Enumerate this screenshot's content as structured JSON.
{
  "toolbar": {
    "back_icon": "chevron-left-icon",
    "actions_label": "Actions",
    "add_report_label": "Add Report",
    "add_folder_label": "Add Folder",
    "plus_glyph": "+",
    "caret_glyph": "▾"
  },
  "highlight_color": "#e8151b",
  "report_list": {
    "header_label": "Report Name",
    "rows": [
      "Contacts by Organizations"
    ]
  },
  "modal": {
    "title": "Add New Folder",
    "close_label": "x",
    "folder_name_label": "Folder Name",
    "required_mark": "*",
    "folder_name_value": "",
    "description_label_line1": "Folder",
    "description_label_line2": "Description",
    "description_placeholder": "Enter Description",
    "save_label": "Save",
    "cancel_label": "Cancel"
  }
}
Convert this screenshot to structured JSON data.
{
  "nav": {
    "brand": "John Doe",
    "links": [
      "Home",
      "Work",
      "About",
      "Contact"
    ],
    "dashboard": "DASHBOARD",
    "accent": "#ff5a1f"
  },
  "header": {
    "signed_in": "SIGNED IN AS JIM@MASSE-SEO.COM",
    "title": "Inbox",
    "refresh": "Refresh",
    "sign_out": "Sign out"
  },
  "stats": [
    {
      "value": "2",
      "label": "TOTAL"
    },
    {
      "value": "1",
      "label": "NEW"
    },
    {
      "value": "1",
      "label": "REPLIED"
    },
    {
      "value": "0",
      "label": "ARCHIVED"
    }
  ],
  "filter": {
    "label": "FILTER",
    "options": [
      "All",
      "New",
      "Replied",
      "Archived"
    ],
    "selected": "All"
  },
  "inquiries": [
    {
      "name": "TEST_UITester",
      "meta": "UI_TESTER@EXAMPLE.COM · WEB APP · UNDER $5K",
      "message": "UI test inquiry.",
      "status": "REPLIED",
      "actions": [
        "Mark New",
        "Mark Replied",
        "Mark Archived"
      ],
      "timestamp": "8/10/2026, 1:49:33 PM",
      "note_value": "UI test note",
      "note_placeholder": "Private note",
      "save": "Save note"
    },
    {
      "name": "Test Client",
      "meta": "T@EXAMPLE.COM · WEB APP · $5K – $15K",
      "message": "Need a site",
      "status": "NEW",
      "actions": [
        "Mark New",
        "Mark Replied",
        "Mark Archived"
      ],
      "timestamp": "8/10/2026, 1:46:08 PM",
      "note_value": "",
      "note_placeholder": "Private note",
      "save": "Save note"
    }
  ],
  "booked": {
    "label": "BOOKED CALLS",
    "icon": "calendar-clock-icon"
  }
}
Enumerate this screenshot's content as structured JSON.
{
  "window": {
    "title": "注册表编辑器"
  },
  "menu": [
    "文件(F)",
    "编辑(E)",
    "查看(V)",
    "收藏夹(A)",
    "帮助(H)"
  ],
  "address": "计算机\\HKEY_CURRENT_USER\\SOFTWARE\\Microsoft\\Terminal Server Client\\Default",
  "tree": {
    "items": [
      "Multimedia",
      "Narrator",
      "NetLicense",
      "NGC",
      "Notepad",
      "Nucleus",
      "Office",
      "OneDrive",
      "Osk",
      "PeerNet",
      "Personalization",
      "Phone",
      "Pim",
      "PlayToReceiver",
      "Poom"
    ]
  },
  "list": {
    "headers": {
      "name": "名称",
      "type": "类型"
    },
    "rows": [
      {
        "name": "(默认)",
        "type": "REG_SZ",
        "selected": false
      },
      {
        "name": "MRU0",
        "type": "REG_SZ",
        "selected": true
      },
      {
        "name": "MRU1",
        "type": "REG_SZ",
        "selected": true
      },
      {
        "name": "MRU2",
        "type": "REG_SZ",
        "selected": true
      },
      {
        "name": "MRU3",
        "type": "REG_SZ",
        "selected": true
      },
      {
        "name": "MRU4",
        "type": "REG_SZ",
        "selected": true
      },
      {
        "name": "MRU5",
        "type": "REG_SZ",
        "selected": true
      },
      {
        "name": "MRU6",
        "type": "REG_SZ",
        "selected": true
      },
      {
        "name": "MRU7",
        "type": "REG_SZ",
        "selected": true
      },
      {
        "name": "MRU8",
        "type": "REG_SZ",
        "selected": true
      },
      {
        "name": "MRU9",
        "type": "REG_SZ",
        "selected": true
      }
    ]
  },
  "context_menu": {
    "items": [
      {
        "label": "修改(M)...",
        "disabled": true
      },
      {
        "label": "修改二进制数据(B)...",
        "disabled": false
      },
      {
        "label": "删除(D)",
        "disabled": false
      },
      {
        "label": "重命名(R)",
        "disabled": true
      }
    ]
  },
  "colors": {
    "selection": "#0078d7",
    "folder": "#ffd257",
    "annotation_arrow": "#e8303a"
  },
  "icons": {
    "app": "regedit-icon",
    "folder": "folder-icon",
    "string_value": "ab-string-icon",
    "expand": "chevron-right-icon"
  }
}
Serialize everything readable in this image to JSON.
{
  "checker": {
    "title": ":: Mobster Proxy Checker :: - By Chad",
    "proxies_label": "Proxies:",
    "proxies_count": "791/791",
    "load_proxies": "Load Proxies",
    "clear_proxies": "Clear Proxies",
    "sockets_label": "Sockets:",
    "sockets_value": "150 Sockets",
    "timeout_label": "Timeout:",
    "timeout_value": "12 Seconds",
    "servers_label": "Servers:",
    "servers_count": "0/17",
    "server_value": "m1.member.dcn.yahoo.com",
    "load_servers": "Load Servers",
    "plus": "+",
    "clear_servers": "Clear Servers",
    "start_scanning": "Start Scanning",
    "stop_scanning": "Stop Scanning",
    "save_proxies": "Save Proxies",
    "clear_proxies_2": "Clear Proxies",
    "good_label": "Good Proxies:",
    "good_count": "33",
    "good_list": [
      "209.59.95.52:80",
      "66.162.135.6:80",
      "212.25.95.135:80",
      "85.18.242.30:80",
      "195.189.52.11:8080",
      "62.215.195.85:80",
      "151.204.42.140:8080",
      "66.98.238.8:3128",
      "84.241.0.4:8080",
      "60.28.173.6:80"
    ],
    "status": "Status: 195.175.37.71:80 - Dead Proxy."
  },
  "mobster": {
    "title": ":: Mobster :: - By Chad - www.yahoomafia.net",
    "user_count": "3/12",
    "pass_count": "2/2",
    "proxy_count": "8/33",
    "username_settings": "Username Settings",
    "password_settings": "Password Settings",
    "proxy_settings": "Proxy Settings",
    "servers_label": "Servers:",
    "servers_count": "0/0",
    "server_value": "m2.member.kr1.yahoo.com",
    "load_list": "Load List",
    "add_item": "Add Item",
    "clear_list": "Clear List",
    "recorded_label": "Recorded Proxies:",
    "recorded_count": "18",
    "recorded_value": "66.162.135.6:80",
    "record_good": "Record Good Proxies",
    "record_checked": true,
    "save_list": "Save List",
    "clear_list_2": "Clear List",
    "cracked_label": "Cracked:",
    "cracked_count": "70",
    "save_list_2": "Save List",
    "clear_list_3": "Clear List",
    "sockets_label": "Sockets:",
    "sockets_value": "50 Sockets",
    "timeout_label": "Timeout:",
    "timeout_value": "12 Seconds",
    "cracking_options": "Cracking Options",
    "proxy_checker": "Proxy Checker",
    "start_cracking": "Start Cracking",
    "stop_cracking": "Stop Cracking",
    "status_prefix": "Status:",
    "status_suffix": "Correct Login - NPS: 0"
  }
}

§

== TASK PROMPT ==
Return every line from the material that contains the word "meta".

== SOLUTION TO THIS EXERCISE ==
      "meta": "UI_TESTER@EXAMPLE.COM · WEB APP · UNDER $5K",
      "meta": "T@EXAMPLE.COM · WEB APP · $5K – $15K",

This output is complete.